Did you know that author/illustrator Yuyi Morales is a self-taught artist? The public library was her school. Picture books inspired her to create. When Morales immigrated to America, she spent hours studying and copying picture books. The books fueled her dreams, curiosity, and creativity.
The Woodstock Library in Ontario brings Morales’s story to mind. The library welcomes patrons to create art based on their favorite picture books. Free goodie bags full of art supplies inspire readers to draw, color, and decorate. A partnership with the Woodstock Art Gallery brought this program together.
How can your school library inspire learners to create? Start by finding a picture book that compels you to make something. Share your work of art with learners. Explain how the book compelled you to construct something fun.
Below are some picture books that might inspire art in your school library:

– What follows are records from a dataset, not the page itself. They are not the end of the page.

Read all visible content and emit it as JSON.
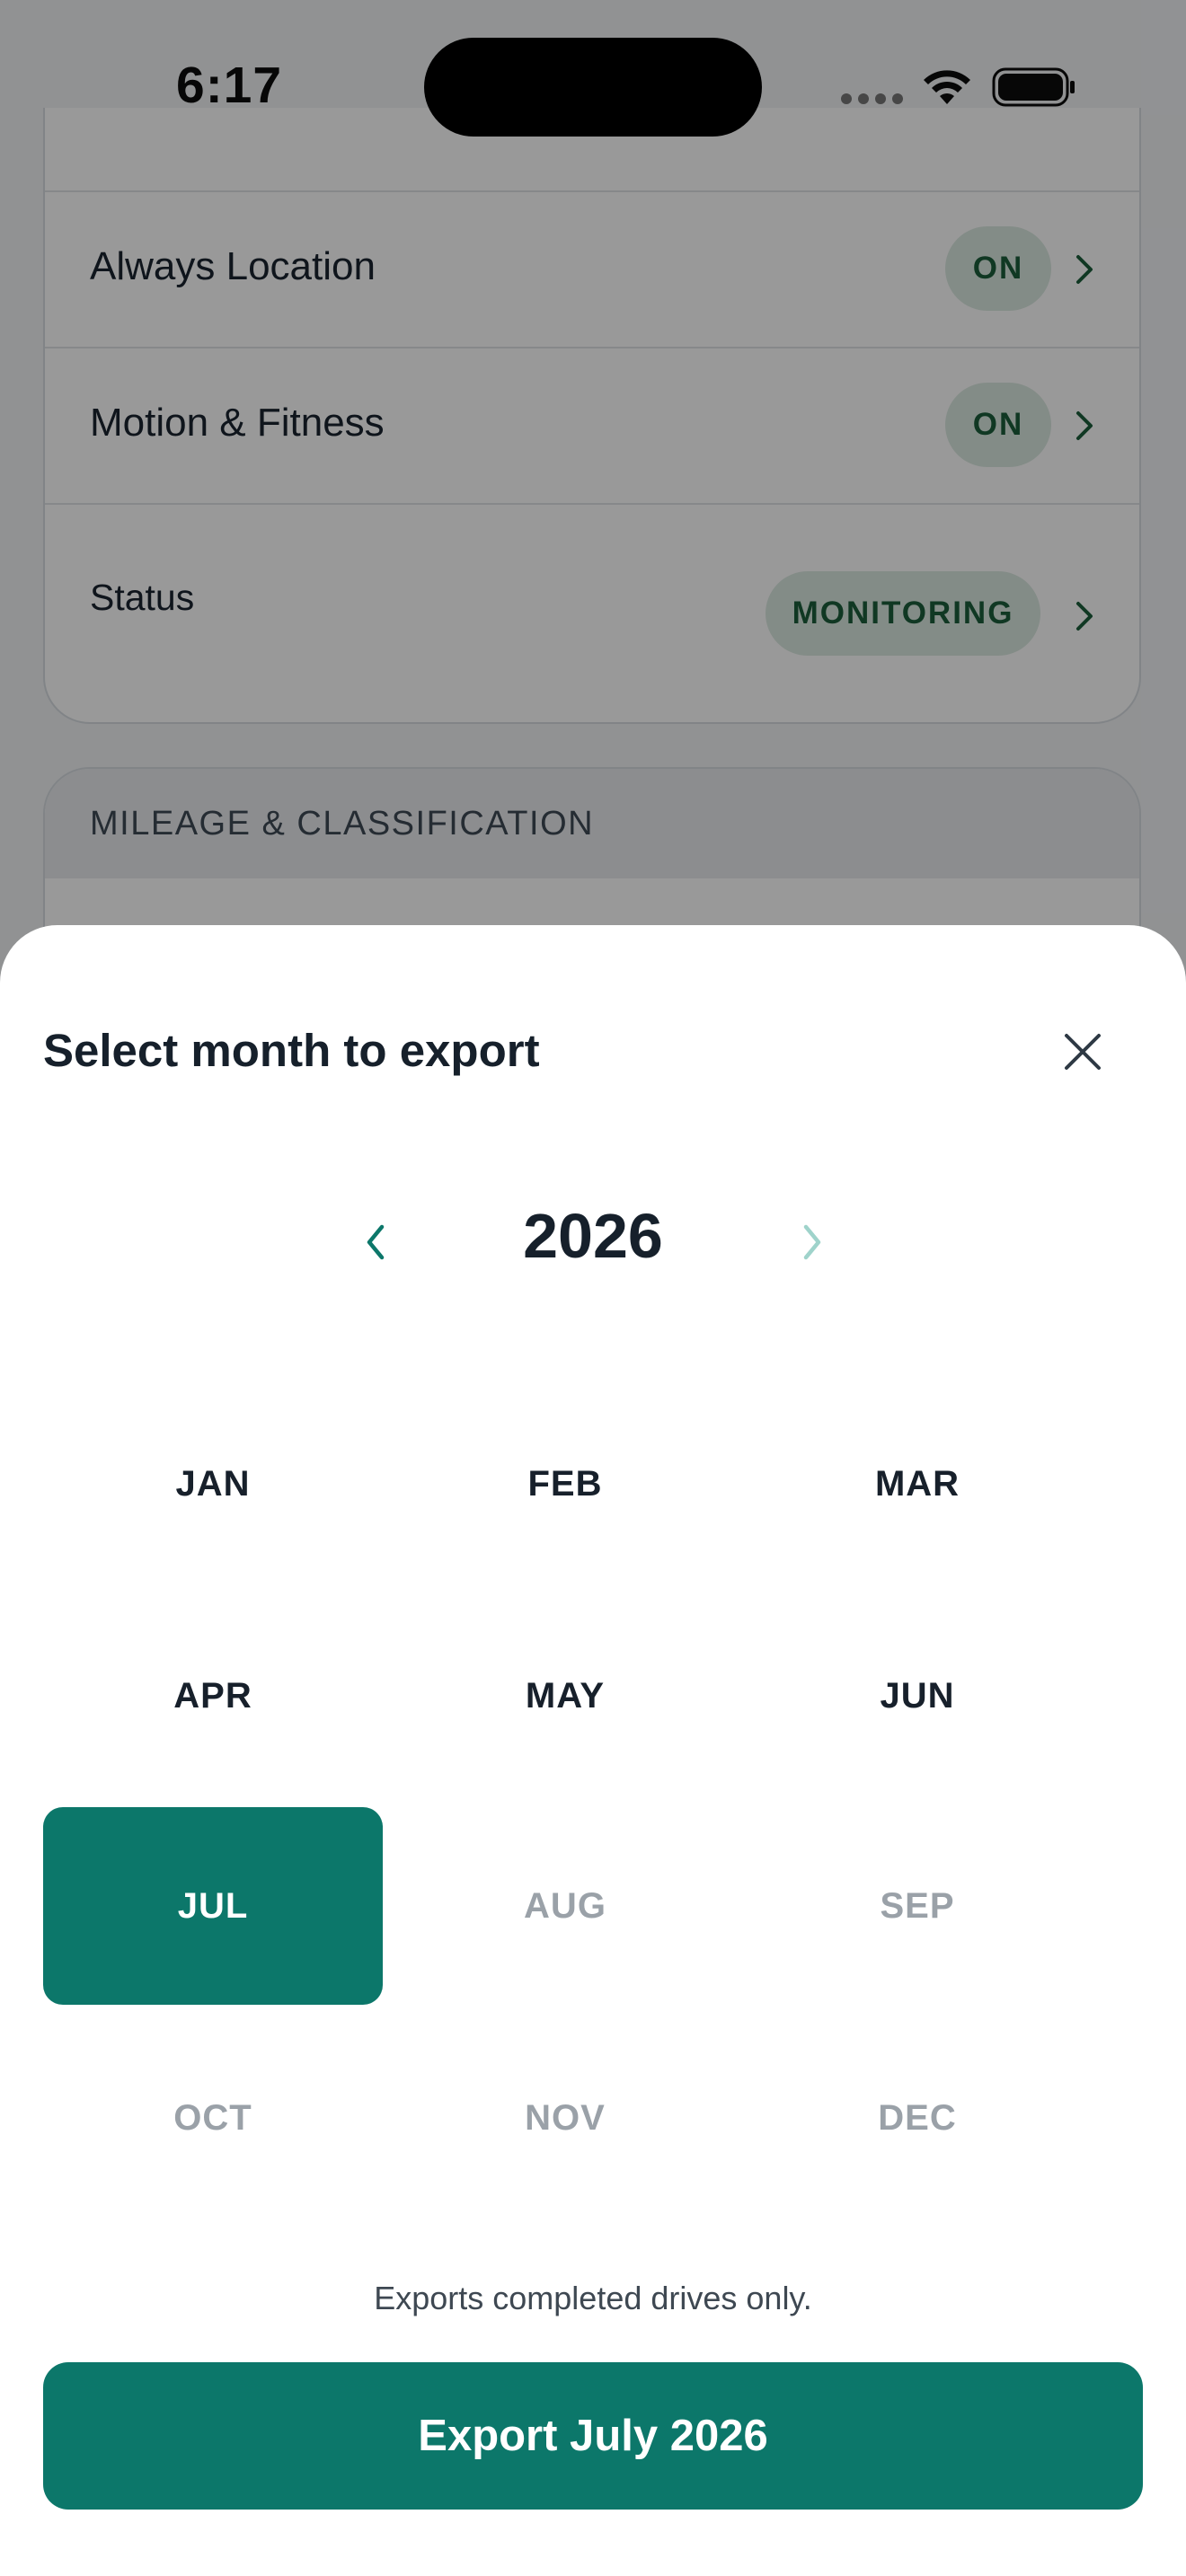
{
  "status_bar": {
    "time": "6:17"
  },
  "permissions": {
    "rows": [
      {
        "label": "Always Location",
        "value": "ON"
      },
      {
        "label": "Motion & Fitness",
        "value": "ON"
      },
      {
        "label": "Status",
        "value": "MONITORING"
      }
    ]
  },
  "mileage": {
    "header": "MILEAGE & CLASSIFICATION"
  },
  "sheet": {
    "title": "Select month to export",
    "year": "2026",
    "months": [
      {
        "label": "JAN",
        "state": "enabled"
      },
      {
        "label": "FEB",
        "state": "enabled"
      },
      {
        "label": "MAR",
        "state": "enabled"
      },
      {
        "label": "APR",
        "state": "enabled"
      },
      {
        "label": "MAY",
        "state": "enabled"
      },
      {
        "label": "JUN",
        "state": "enabled"
      },
      {
        "label": "JUL",
        "state": "selected"
      },
      {
        "label": "AUG",
        "state": "disabled"
      },
      {
        "label": "SEP",
        "state": "disabled"
      },
      {
        "label": "OCT",
        "state": "disabled"
      },
      {
        "label": "NOV",
        "state": "disabled"
      },
      {
        "label": "DEC",
        "state": "disabled"
      }
    ],
    "footnote": "Exports completed drives only.",
    "export_label": "Export July 2026"
  },
  "icons": {
    "close": "close-icon",
    "prev": "chevron-left-icon",
    "next": "chevron-right-icon",
    "row_chevron": "chevron-right-icon",
    "wifi": "wifi-icon",
    "battery": "battery-icon"
  },
  "colors": {
    "accent": "#0c776a",
    "pill_bg": "#dbe9e1",
    "pill_text": "#1b5e3b",
    "disabled_month": "#9aa1a8",
    "next_arrow_disabled": "#9fd3cb"
  }
}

Dreamers, by Yuyi Morales, is a beautiful story that showcases what books can teach us. Readers will love the lyrical text and fascinating illustrations. They’ll appreciate seeing familiar books in the library scenes.

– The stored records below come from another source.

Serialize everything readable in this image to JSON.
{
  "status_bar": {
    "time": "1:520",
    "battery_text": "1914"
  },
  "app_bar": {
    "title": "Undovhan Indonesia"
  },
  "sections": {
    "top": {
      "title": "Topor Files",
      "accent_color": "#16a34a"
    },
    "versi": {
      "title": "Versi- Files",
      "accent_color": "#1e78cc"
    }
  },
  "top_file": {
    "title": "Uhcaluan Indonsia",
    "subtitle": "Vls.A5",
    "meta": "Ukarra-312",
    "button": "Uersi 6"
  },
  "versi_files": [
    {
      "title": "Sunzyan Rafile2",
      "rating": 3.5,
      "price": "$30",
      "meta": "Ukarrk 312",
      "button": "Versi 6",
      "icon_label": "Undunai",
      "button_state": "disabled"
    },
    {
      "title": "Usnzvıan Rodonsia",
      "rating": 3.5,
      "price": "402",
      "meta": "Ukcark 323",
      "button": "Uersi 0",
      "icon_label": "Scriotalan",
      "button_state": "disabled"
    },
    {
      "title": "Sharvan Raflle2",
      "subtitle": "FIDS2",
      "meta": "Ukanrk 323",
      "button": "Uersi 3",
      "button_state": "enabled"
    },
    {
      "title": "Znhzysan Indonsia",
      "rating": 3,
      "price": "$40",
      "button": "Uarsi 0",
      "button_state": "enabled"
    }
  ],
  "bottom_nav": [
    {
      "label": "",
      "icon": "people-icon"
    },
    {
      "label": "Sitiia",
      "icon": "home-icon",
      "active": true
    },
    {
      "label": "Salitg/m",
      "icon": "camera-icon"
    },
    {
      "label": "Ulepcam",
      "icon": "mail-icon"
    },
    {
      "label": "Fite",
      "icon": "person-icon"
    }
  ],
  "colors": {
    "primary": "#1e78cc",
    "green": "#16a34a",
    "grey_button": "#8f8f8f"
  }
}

One double-page spread illustrates Morales sewing paper with a needle and thread. An opened book by her feet illustrates how to make a book. Readers may want to make their own book after seeing this illustration. Direct them to Wonderopolis, an AASL Best Digital Tools for Teaching & Learning. Here, learners can search the page “How Books Are Made?” to find book making activities.
For learners who want to try embroidering after reading Dreamers, watch “Simple Embroidery for Kids” by Cassie Stephens. Stephens is an art teacher who shares great lessons on her Cassie Stephens Art Teacherin’ in Tennessee YouTube channel.
Daniel’s Good Day
Daniel’s Good Day, by Micha Archer, shows readers a different way to color pictures. Instead of using paint, markers, or crayons, Archer uses scraps of paper. The images Archer creates with collage will fascinate readers. Textured paper in different colors form buildings, trees, and flowerbeds.
Ask learners to find a page in Daniel’s Good Day that intrigues them. Invite learners to make a collage of some of the scenes. Learners may want to recreate a tree, a flower garden, or a kite.
For more resources about creating collage, check out my blog post on Library Lessons.
16 Words: William Carlos Williams & “The Red Wheelbarrow”
Readers will adore this meditative book by Lisa Rogers and Chuck Groenink. It compels readers to notice life in front of them. It’s the story about William Carlos Williams, who was a doctor and a poet. Williams observed everything around him. He made notes about intriguing things and shaped the words into beautiful poetry.
After reading Williams’s poem, encourage learners to observe their world for a day. Tell them to notice people or items they depend upon. Tell learners to take notes and save them for the next library class.
Instruct learners to recreate Williams’s “The Red Wheelbarrow” poem with their notes. Learners will write about something or someone they depend upon. They will start their poem with the words “So much depends on a ….” Challenge learners to only use 16 words like Williams did with “The Red Wheelbarrow.”
Read “Online Poetry Activities for National Poetry Month” for more about this book. Scroll down to the bottom of the post to read a comment by author Lisa Rogers.
Hike, by Pete Oswald, grabs the readers attention with an intriguing cover. Big block letters form a mountain and spell the word “hike.” A father and child scale the letters with a rope. Inside each letter is a watercolor scene of the father and child hiking.
The creative attention to block letters may inspire readers to make their own art. Direct learners to write a word in block letters. Encourage them to decorate the letters with meaningful images. For more details on this activity, read my blog post on Library Lessons.
Just Like Rube Goldberg
Just Like Rube Goldberg is a perfect book to pair with Hike. Illustrator Robert Neubecker transformed the title into a fantastic machine. The contraption mimics a Rube Goldberg creation. Each letter in the main title is an integral part of a fly swatting device.
Readers will love learning about Rube Goldberg in this fun book. Author Sarah Aronson reveals interesting facts about Goldberg. For example, did you know that Goldberg never made any of his machines? He only drew them! Click here to watch “Sarah Aronson Reads Just Like Rube Goldberg.”
Invite readers to turn their names into fantastic machines. Inspire learners with pictures from the book. Don’t forget the endpapers! They show illustrations made by Goldberg.
Now it’s your turn. Tell us about the picture books that inspire you to create. Share in the comment box below!
Author: Maureen Schlosser
Author: Lessons Inspired by Picture Books for Primary Grades published by ALA Editions
Skillshare Teacher: https://skl.sh/3a852D5